Web page and app entries:
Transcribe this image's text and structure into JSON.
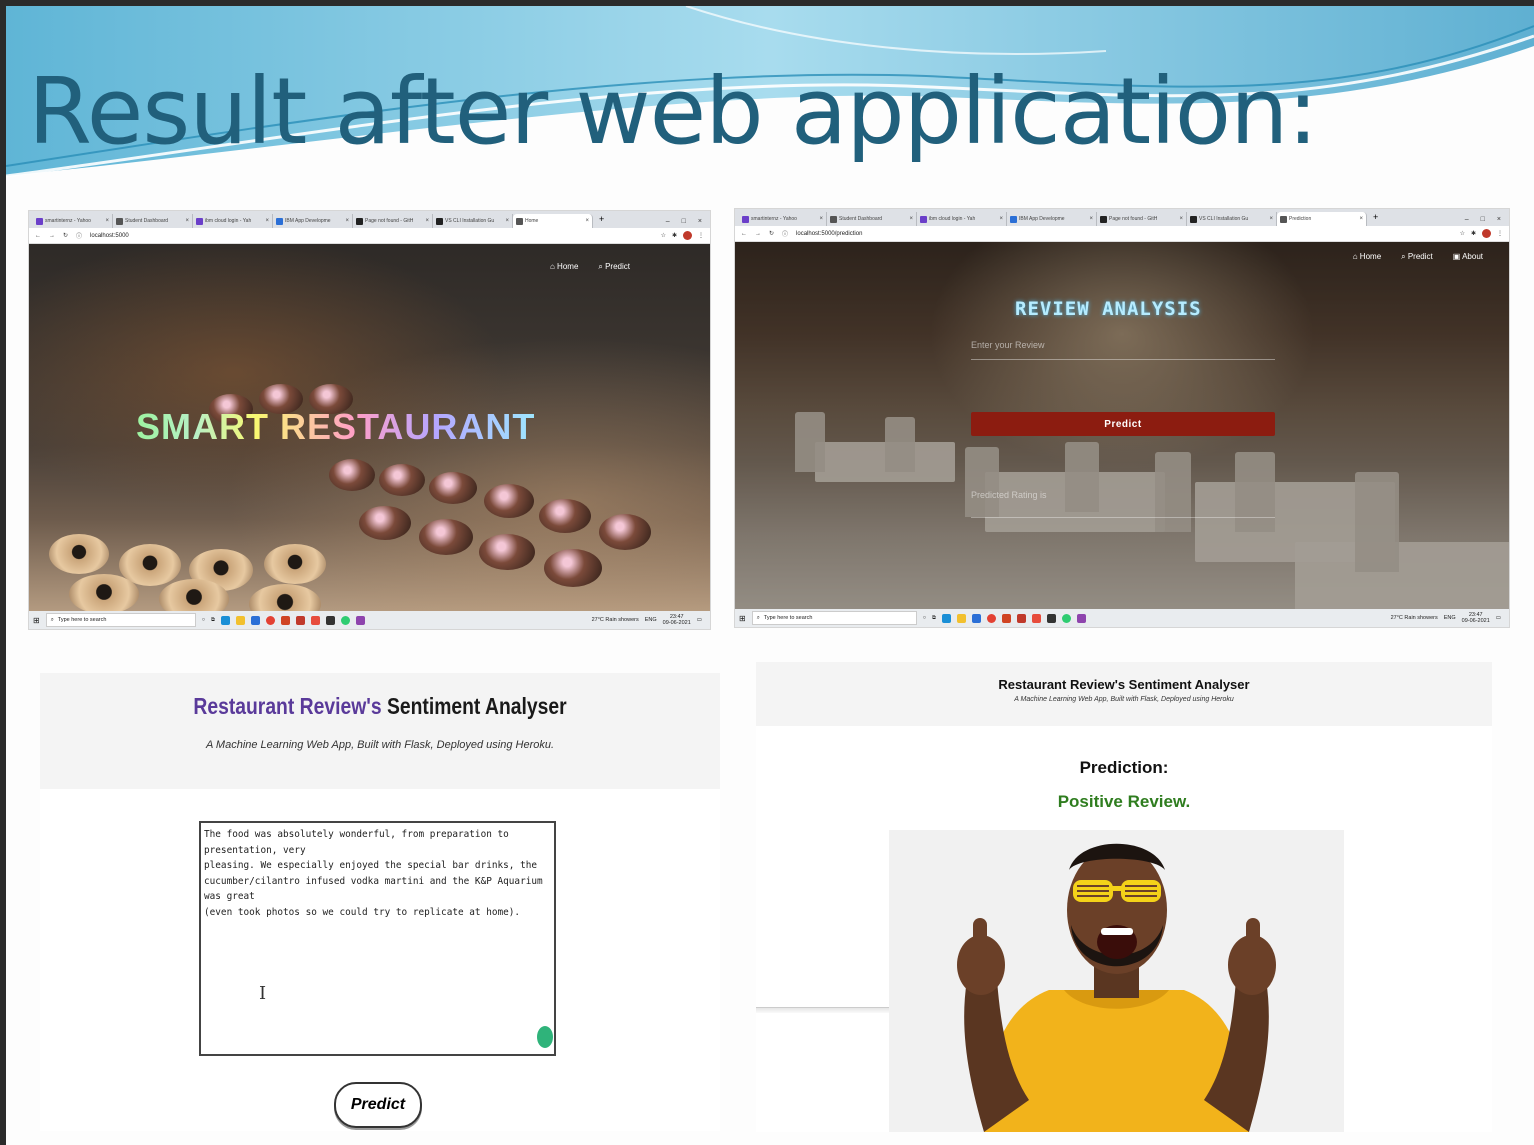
{
  "slide": {
    "title": "Result after web application:"
  },
  "shot1": {
    "tabs": [
      {
        "label": "smartinternz - Yahoo",
        "color": "#6b3fc9"
      },
      {
        "label": "Student Dashboard",
        "color": "#555555"
      },
      {
        "label": "ibm cloud login - Yah",
        "color": "#6b3fc9"
      },
      {
        "label": "IBM App Developme",
        "color": "#2b6fd6"
      },
      {
        "label": "Page not found - GitH",
        "color": "#222222"
      },
      {
        "label": "VS CLI Installation Gu",
        "color": "#222222"
      },
      {
        "label": "Home",
        "color": "#555555"
      }
    ],
    "url": "localhost:5000",
    "nav": {
      "home": "Home",
      "predict": "Predict"
    },
    "hero_title": "SMART RESTAURANT"
  },
  "shot2": {
    "tabs": [
      {
        "label": "smartinternz - Yahoo",
        "color": "#6b3fc9"
      },
      {
        "label": "Student Dashboard",
        "color": "#555555"
      },
      {
        "label": "ibm cloud login - Yah",
        "color": "#6b3fc9"
      },
      {
        "label": "IBM App Developme",
        "color": "#2b6fd6"
      },
      {
        "label": "Page not found - GitH",
        "color": "#222222"
      },
      {
        "label": "VS CLI Installation Gu",
        "color": "#222222"
      },
      {
        "label": "Prediction",
        "color": "#555555"
      }
    ],
    "url": "localhost:5000/prediction",
    "nav": {
      "home": "Home",
      "predict": "Predict",
      "about": "About"
    },
    "heading": "REVIEW ANALYSIS",
    "input_placeholder": "Enter your Review",
    "predict_button": "Predict",
    "predicted_label": "Predicted Rating is"
  },
  "taskbar": {
    "search_placeholder": "Type here to search",
    "weather": "27°C  Rain showers",
    "lang": "ENG",
    "time": "23:47",
    "date": "09-06-2021"
  },
  "panel3": {
    "title_part1": "Restaurant Review's",
    "title_part2": " Sentiment Analyser",
    "subtitle": "A Machine Learning Web App, Built with Flask, Deployed using Heroku.",
    "review_text": "The food was absolutely wonderful, from preparation to presentation, very\npleasing. We especially enjoyed the special bar drinks, the\ncucumber/cilantro infused vodka martini and the K&P Aquarium was great\n(even took photos so we could try to replicate at home).",
    "predict_button": "Predict"
  },
  "panel4": {
    "title": "Restaurant Review's Sentiment Analyser",
    "subtitle": "A Machine Learning Web App, Built with Flask, Deployed using Heroku",
    "prediction_label": "Prediction:",
    "prediction_result": "Positive Review.",
    "result_color": "#2f7d1f"
  }
}
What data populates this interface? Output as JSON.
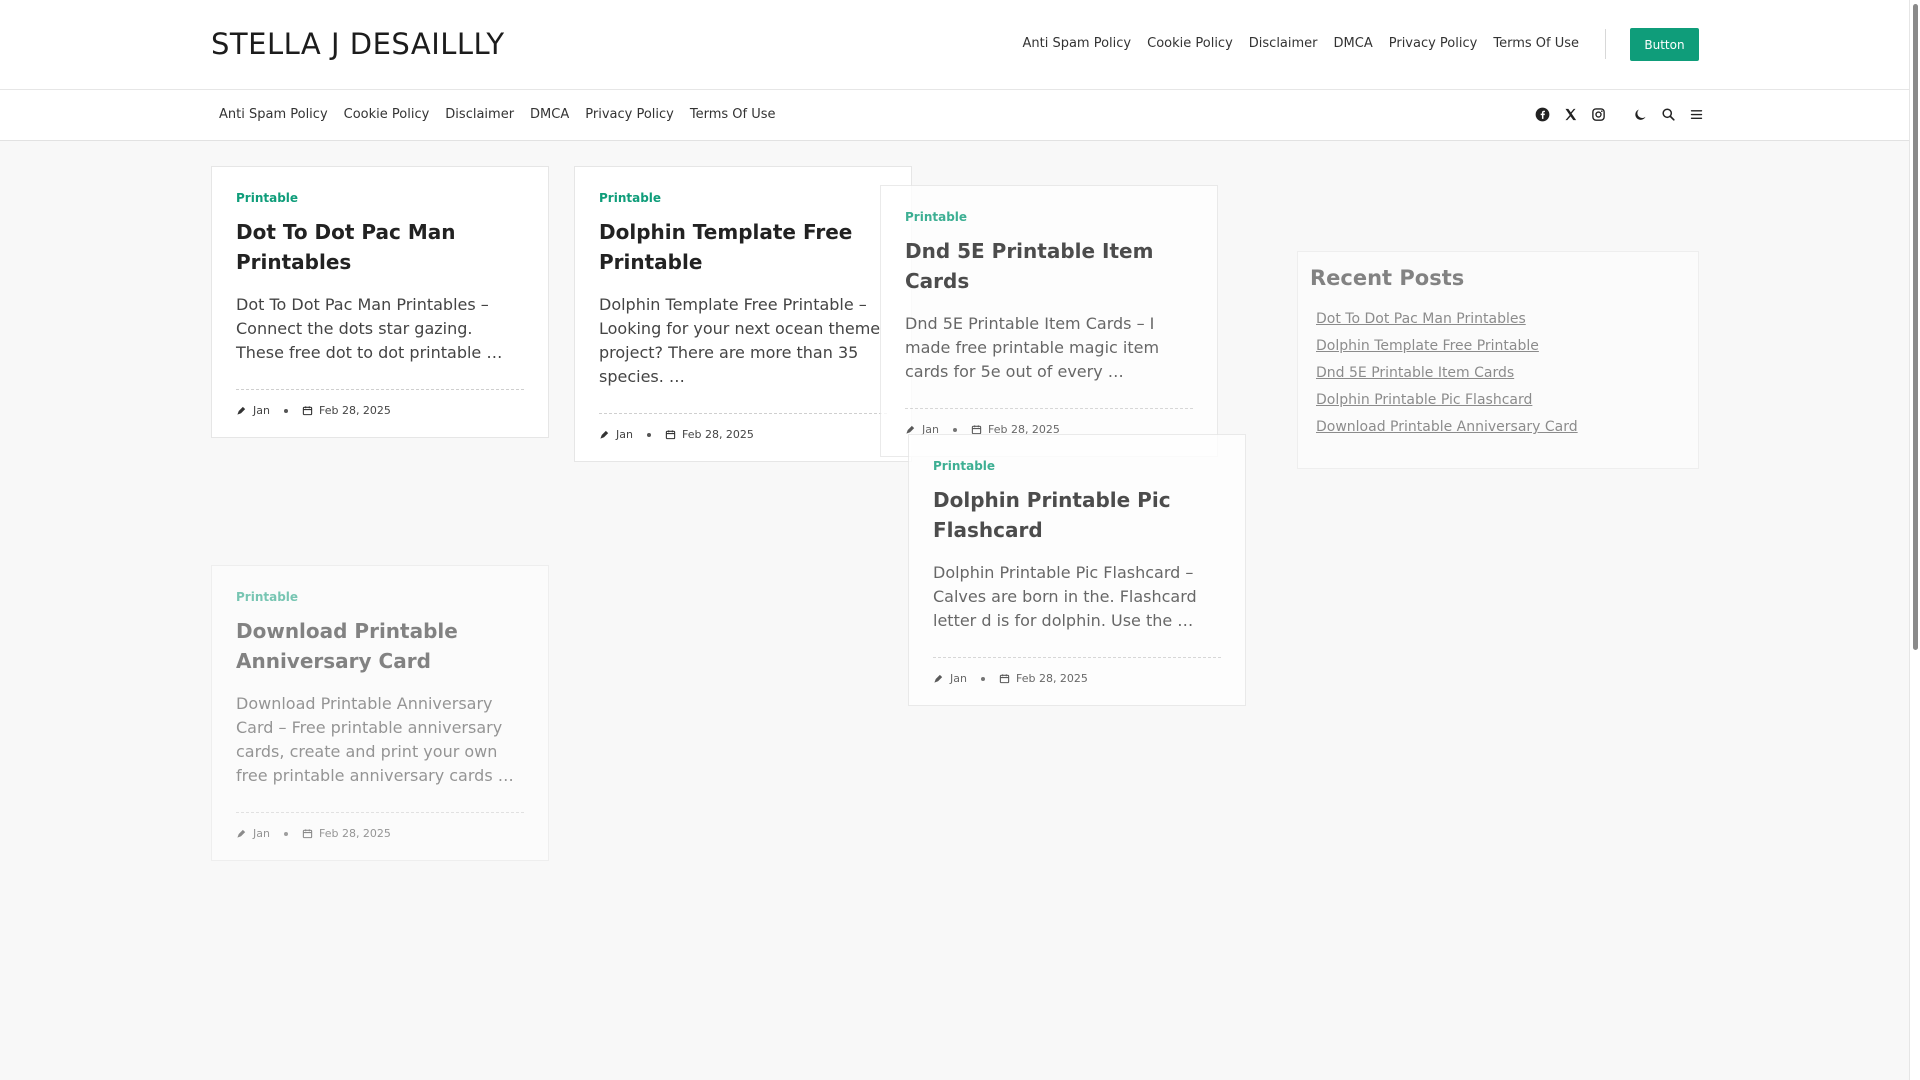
{
  "site": {
    "title": "STELLA J DESAILLLY"
  },
  "top_nav": [
    "Anti Spam Policy",
    "Cookie Policy",
    "Disclaimer",
    "DMCA",
    "Privacy Policy",
    "Terms Of Use"
  ],
  "header_button": "Button",
  "sub_nav": [
    "Anti Spam Policy",
    "Cookie Policy",
    "Disclaimer",
    "DMCA",
    "Privacy Policy",
    "Terms Of Use"
  ],
  "icons": [
    "facebook-icon",
    "x-icon",
    "instagram-icon",
    "moon-icon",
    "search-icon",
    "menu-icon"
  ],
  "accent_color": "#0f9d7a",
  "posts": [
    {
      "category": "Printable",
      "title": "Dot To Dot Pac Man Printables",
      "excerpt": "Dot To Dot Pac Man Printables – Connect the dots star gazing. These free dot to dot printable …",
      "author": "Jan",
      "date": "Feb 28, 2025"
    },
    {
      "category": "Printable",
      "title": "Dolphin Template Free Printable",
      "excerpt": "Dolphin Template Free Printable – Looking for your next ocean theme project? There are more than 35 species. …",
      "author": "Jan",
      "date": "Feb 28, 2025"
    },
    {
      "category": "Printable",
      "title": "Dnd 5E Printable Item Cards",
      "excerpt": "Dnd 5E Printable Item Cards – I made free printable magic item cards for 5e out of every …",
      "author": "Jan",
      "date": "Feb 28, 2025"
    },
    {
      "category": "Printable",
      "title": "Dolphin Printable Pic Flashcard",
      "excerpt": "Dolphin Printable Pic Flashcard – Calves are born in the. Flashcard letter d is for dolphin. Use the …",
      "author": "Jan",
      "date": "Feb 28, 2025"
    },
    {
      "category": "Printable",
      "title": "Download Printable Anniversary Card",
      "excerpt": "Download Printable Anniversary Card – Free printable anniversary cards, create and print your own free printable anniversary cards …",
      "author": "Jan",
      "date": "Feb 28, 2025"
    }
  ],
  "sidebar": {
    "title": "Recent Posts",
    "items": [
      "Dot To Dot Pac Man Printables",
      "Dolphin Template Free Printable",
      "Dnd 5E Printable Item Cards",
      "Dolphin Printable Pic Flashcard",
      "Download Printable Anniversary Card"
    ]
  }
}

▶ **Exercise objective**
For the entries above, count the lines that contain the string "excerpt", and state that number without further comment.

▶ **Written reply**
5